All photos by the author


A window is a fine metaphor for a limited view for a finite time from a fixed location. This was brilliantly depicted by the classic movie “Rear Window”, made in 1954 by Alfred Hitchcock in which a professional photographer is confined to his house after injuring his leg and spends his time observing his neighbors.

In the context of stills photography, the idea of a window translates to the brief moment in which a photographer decides to click the shutter and capture the image. What the photographer thinks the picture depicts is quite likely not true or only partially true.

Whether true on not, that is the way most of us process what we see in our every day lives: take a quick look, form a fleeting impression and then move on to the next image.

In these set of pictures I am presenting what I shot and what I imagined was behind them.


1 — A pair of glasses, for a far-sighted photographer like me – are a representation of the compulsion to observe




3 — The contrast here between the man safely ensconced in and car the old beggar woman is striking


4 — This old man who tapped on the window of my car is wearing the exact same glass as I wear. Unfortunately, his were on the wrong side of the window.


5 — I was struck by the fear in the eyes of these homeless persons living on a footpath. Clearly, they are thinking that the city authorities will used the pictures for some action against them.


6 — The sheer mystery of the young eyes


7 — This window washer girl seems to look at the world differently


8 — Nothing depicts pure innocence better than the eyes of a lost puppy

9 — The child of a footpath family seems to know what is ahead of him

10 — A long way home for an old man


11 — This picture of the well-heeled children riding horses in the vicinity of garbage and poverty was poignant in its depiction of the throw of God’s dice


12 — Before the Baqr-Eid waiting to be sacrificed. Are these are tears running the mascara?

13 — This woman who stepped off a motorcycle on a crowded street in Saddar personifies grace and caring in a difficult situation

15 — If eyes are the mirror of the soul, then there is much trouble here


17 — A railway guard – once in a while the face matches exactly the stereotype image of a job

18 — Suspicion and scorn are writ large on the woman’s face as she notices me taking the picture

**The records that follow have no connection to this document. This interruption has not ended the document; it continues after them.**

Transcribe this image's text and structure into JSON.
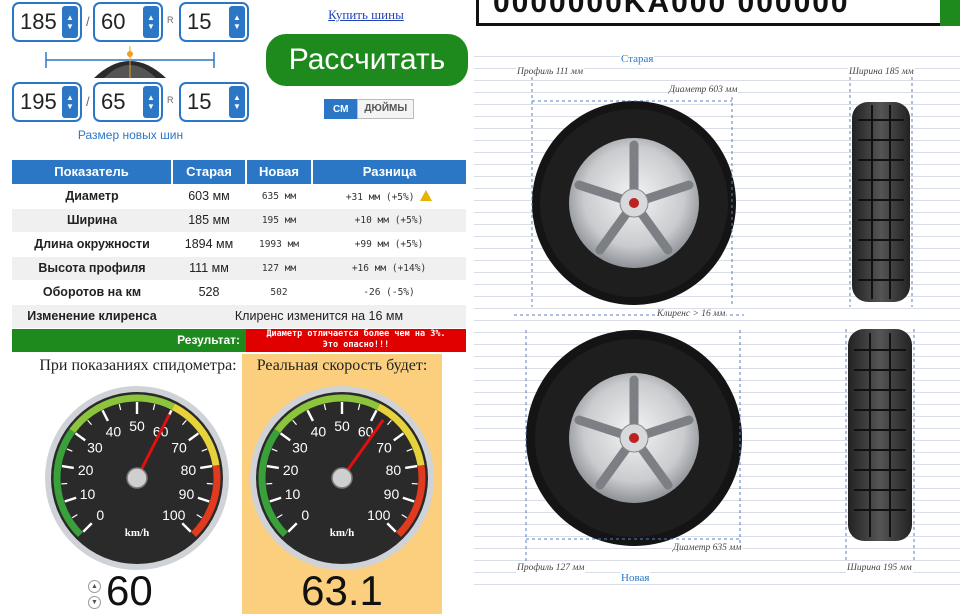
{
  "top_banner": {
    "text": "0000000KA000 000000"
  },
  "current_size": {
    "width": "185",
    "profile": "60",
    "rim": "15",
    "sep": "/",
    "r": "R"
  },
  "new_size": {
    "width": "195",
    "profile": "65",
    "rim": "15",
    "sep": "/",
    "r": "R",
    "caption": "Размер новых шин"
  },
  "buy_link": "Купить шины",
  "calc_button": "Рассчитать",
  "units": {
    "cm": "СМ",
    "inch": "ДЮЙМЫ",
    "selected": "cm"
  },
  "table": {
    "headers": [
      "Показатель",
      "Старая",
      "Новая",
      "Разница"
    ],
    "rows": [
      {
        "label": "Диаметр",
        "old": "603 мм",
        "new": "635 мм",
        "diff": "+31 мм (+5%)"
      },
      {
        "label": "Ширина",
        "old": "185 мм",
        "new": "195 мм",
        "diff": "+10 мм (+5%)"
      },
      {
        "label": "Длина окружности",
        "old": "1894 мм",
        "new": "1993 мм",
        "diff": "+99 мм (+5%)"
      },
      {
        "label": "Высота профиля",
        "old": "111 мм",
        "new": "127 мм",
        "diff": "+16 мм (+14%)"
      },
      {
        "label": "Оборотов на км",
        "old": "528",
        "new": "502",
        "diff": "-26 (-5%)"
      }
    ],
    "clearance_label": "Изменение клиренса",
    "clearance_value": "Клиренс изменится на 16 мм",
    "result_label": "Результат:",
    "result_line1": "Диаметр отличается более чем на 3%.",
    "result_line2": "Это опасно!!!"
  },
  "speedo_left": {
    "caption": "При показаниях спидометра:",
    "value": "60",
    "unit": "km/h"
  },
  "speedo_right": {
    "caption": "Реальная скорость будет:",
    "value": "63.1",
    "unit": "km/h"
  },
  "gauge_labels": [
    "0",
    "10",
    "20",
    "30",
    "40",
    "50",
    "60",
    "70",
    "80",
    "90",
    "100"
  ],
  "diagram": {
    "old_title": "Старая",
    "new_title": "Новая",
    "old_profile": "Профиль 111 мм",
    "old_diameter": "Диаметр 603 мм",
    "old_width": "Ширина 185 мм",
    "clearance": "Клиренс > 16 мм",
    "new_diameter": "Диаметр 635 мм",
    "new_profile": "Профиль 127 мм",
    "new_width": "Ширина 195 мм"
  },
  "colors": {
    "accent": "#2b77c5",
    "button_green": "#1e8a1e",
    "danger": "#e10000",
    "speed_bg": "#fbcf7d"
  }
}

18 — The photographer or a voyeur?

19 — The bandaged leg defines the life of this person

20 — These little bugs play a larger part in our comfort and health than their real size would suggest!


21 — The adage of any street photographer — never keep your eyes down



The writer is an engineer by training and a social scientist by inclination.